We will also examine the more strategic approach set out in the World Cities Culture report (2012) which set out the “second strategy” model of cultural development. This approach, if adopted more universally could lead to a set of interventions which join up the community and health agendas, and also embrace specific initiatives for young people.
Finally, the presentation will focus on the post ECoC community legacy.

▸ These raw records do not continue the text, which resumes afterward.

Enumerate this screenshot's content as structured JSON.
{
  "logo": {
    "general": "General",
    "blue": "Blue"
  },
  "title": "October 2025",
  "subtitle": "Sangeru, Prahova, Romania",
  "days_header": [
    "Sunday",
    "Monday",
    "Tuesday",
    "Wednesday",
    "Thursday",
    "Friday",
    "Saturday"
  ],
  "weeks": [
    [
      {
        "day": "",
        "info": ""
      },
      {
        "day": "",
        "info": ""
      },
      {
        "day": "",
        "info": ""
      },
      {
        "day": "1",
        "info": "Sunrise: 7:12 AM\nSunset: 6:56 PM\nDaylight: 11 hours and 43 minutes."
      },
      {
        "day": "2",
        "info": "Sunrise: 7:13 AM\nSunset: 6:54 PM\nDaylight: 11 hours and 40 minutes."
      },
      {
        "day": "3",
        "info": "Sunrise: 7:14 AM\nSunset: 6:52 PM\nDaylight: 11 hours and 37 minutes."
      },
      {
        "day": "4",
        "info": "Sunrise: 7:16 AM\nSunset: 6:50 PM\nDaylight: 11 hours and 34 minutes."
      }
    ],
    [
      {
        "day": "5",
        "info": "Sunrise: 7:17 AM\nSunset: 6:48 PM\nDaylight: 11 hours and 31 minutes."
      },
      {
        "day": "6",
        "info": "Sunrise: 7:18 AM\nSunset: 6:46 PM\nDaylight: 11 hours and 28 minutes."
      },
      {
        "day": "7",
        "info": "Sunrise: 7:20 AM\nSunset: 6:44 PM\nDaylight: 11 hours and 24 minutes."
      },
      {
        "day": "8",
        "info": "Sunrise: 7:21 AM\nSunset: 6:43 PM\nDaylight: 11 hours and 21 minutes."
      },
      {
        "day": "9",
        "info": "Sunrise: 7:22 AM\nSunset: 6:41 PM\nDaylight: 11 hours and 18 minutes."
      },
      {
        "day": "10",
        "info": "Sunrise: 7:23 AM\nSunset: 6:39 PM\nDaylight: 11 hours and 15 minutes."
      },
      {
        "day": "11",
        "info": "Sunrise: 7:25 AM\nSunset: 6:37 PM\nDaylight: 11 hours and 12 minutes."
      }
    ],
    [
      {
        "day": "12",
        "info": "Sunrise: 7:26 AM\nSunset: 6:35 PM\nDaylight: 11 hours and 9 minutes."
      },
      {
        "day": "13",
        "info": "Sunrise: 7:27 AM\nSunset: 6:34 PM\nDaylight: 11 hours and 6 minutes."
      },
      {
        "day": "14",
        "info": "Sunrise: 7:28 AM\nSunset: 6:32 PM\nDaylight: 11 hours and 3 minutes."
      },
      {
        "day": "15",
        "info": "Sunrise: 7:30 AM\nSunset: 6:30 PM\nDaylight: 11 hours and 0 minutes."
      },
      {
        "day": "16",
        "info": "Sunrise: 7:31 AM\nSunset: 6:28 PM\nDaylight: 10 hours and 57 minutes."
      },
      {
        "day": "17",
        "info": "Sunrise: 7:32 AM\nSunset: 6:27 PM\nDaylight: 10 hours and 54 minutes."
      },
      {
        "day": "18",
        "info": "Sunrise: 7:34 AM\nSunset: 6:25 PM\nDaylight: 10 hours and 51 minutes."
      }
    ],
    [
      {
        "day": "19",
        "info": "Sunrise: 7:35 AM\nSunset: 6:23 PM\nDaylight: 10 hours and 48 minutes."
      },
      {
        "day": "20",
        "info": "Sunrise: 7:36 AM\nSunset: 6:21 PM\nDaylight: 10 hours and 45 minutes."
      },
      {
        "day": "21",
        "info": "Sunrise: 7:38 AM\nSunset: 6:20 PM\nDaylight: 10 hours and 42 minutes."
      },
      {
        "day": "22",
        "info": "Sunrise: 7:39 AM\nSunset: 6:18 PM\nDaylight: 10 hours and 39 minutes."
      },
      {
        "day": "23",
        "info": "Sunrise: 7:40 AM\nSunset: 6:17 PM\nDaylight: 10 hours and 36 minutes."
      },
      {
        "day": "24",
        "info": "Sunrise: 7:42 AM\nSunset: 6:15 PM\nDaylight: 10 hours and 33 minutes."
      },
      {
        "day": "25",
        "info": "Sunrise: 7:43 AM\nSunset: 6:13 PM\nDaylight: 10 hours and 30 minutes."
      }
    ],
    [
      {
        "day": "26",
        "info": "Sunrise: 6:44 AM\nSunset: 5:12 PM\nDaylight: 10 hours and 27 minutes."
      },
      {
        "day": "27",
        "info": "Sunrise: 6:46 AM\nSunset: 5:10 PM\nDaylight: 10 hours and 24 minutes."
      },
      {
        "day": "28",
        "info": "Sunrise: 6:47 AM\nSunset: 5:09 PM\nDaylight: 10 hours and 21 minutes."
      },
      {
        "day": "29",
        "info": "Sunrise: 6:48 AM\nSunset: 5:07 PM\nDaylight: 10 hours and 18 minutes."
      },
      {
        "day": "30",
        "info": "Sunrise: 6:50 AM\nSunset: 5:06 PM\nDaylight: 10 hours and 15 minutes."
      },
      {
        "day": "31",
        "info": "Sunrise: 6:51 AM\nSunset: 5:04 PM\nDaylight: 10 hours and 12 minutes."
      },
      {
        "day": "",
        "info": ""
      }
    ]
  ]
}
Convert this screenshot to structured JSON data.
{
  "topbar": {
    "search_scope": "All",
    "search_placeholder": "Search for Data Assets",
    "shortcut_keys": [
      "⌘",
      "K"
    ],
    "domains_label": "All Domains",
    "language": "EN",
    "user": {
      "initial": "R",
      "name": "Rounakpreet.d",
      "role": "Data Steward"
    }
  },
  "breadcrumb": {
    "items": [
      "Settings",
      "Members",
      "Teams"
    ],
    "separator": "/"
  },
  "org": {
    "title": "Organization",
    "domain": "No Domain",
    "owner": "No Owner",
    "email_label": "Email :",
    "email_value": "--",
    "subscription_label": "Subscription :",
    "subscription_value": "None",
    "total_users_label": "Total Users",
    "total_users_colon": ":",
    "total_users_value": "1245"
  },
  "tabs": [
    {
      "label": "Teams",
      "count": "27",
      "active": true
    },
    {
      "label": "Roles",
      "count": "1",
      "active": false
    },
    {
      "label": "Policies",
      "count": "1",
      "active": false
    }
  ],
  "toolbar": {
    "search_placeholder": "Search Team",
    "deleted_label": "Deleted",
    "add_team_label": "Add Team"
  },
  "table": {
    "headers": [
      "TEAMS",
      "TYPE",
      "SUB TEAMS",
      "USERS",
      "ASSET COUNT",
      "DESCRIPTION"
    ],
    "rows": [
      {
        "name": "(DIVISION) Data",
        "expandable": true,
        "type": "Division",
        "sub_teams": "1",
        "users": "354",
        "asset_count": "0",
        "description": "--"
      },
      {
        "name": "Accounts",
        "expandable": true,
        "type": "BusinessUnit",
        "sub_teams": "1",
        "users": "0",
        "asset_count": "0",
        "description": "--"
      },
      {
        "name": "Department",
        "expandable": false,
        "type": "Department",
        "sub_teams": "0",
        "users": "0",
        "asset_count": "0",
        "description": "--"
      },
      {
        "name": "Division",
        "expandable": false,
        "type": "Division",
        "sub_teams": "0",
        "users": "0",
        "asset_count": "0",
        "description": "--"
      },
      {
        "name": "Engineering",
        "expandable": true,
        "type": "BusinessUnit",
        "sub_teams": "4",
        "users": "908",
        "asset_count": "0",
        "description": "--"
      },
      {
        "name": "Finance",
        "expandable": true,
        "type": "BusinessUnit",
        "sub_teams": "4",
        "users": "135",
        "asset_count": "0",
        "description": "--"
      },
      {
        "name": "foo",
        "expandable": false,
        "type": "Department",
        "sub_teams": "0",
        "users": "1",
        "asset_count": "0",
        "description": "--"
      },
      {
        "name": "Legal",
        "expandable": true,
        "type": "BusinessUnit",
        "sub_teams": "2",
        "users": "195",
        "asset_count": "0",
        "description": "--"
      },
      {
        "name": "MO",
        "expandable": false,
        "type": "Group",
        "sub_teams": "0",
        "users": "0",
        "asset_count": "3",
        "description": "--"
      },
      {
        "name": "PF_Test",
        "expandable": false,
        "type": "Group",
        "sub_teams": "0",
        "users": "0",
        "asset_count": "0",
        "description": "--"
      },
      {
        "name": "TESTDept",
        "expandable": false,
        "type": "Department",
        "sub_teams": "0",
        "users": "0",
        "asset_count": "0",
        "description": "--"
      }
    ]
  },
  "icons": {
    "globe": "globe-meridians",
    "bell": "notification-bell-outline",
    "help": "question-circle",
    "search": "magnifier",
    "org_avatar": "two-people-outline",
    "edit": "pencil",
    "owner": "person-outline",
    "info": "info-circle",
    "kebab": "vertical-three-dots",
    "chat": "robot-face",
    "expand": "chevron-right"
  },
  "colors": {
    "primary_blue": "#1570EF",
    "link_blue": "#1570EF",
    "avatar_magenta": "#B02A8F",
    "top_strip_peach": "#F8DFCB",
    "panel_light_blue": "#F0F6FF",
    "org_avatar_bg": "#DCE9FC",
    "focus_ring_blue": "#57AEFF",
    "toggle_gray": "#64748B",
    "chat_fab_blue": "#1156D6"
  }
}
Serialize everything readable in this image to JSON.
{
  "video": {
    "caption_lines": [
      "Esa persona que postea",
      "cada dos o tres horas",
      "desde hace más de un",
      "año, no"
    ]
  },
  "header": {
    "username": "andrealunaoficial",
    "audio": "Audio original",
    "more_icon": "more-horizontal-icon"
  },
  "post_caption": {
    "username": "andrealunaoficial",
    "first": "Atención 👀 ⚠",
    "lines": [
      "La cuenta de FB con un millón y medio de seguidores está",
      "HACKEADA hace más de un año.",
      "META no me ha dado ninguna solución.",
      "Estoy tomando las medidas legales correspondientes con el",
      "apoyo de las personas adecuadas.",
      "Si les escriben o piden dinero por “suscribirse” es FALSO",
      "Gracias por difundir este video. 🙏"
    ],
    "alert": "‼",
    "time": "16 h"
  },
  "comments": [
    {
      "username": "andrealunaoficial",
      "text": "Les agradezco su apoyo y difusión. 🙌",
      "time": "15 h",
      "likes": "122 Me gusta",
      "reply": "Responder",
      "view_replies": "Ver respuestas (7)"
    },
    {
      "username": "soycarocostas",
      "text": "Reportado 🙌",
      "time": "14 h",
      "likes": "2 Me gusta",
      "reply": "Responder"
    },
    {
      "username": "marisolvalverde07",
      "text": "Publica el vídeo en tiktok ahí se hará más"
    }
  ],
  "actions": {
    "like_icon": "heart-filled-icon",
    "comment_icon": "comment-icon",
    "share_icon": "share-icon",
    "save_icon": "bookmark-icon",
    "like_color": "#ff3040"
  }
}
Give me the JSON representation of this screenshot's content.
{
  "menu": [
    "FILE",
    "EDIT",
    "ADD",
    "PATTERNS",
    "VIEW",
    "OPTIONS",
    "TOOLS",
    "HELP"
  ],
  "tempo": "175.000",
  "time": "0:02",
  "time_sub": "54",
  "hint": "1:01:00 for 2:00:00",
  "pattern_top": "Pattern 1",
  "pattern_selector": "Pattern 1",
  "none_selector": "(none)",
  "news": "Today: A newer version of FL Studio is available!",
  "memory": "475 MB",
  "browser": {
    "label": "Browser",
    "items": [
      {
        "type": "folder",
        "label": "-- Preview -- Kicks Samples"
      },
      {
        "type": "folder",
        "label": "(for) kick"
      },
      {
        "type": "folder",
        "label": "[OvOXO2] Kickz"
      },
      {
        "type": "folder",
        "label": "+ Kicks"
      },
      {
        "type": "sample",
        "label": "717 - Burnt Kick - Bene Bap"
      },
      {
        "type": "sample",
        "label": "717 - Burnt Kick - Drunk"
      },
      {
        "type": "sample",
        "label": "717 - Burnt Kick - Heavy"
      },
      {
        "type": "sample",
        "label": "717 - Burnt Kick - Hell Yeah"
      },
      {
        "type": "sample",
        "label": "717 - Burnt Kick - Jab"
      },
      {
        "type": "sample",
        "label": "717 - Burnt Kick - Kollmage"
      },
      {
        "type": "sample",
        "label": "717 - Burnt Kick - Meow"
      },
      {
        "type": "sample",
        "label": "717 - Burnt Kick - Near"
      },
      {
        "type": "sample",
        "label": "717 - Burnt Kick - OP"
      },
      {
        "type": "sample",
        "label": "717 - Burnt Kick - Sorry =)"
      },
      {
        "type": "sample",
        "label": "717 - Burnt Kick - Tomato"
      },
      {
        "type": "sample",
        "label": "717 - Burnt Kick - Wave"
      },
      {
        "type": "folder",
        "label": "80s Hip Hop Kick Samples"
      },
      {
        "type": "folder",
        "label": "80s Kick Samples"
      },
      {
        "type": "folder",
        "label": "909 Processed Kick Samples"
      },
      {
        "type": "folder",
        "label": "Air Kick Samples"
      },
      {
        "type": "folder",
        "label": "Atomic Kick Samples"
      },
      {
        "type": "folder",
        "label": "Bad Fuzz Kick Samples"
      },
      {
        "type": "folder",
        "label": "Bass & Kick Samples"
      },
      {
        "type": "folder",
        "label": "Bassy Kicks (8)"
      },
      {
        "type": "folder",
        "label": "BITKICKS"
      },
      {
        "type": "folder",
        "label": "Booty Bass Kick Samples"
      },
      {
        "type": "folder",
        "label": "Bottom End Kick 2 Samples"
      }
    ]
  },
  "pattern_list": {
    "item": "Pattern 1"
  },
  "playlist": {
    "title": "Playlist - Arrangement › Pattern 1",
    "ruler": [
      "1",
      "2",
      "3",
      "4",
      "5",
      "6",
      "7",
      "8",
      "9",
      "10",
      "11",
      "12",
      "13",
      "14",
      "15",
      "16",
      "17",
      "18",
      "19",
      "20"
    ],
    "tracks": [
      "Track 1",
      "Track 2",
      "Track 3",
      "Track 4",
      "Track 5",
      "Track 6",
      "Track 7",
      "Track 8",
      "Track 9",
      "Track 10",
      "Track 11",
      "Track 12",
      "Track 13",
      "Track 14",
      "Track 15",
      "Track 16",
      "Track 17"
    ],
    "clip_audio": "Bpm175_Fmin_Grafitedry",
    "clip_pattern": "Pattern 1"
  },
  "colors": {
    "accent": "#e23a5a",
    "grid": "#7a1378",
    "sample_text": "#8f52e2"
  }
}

We will see examples of how cultural mapping, and the programmes which developed from the initial mapping work have made fundamental and long term changes at both City and community level, and also examples where promising work has petered out through a lack of focus and an inability to build on success.
Neil is Director and founder of Inside Track, an innovative new consultancy group which focuses on helping clients – normally major UK and European Cities – to deliver positive social and economic changes Previously Neil had held a range of senior positions in the public and private sector. He joined the Liverpool Culture Company in 2004 in the build up to Liverpool’s European Capital of Culture year (2008). He led innovative programmes forming a key part of Liverpool’s year and legacy. These included the Liverpool Welcome and ’08 Volunteer programmes which were amongst the most successful customer service and community engagement programmes introduced in the UK, and which have been emulated by other European Cities. Neil has also played a significant role several successful European Capital of Culture bids in the last 3 and in the implementation of several others. He was a founder member of the informal ECoC network, established in 2006 to support and mentor recently nominated ECoC Cities.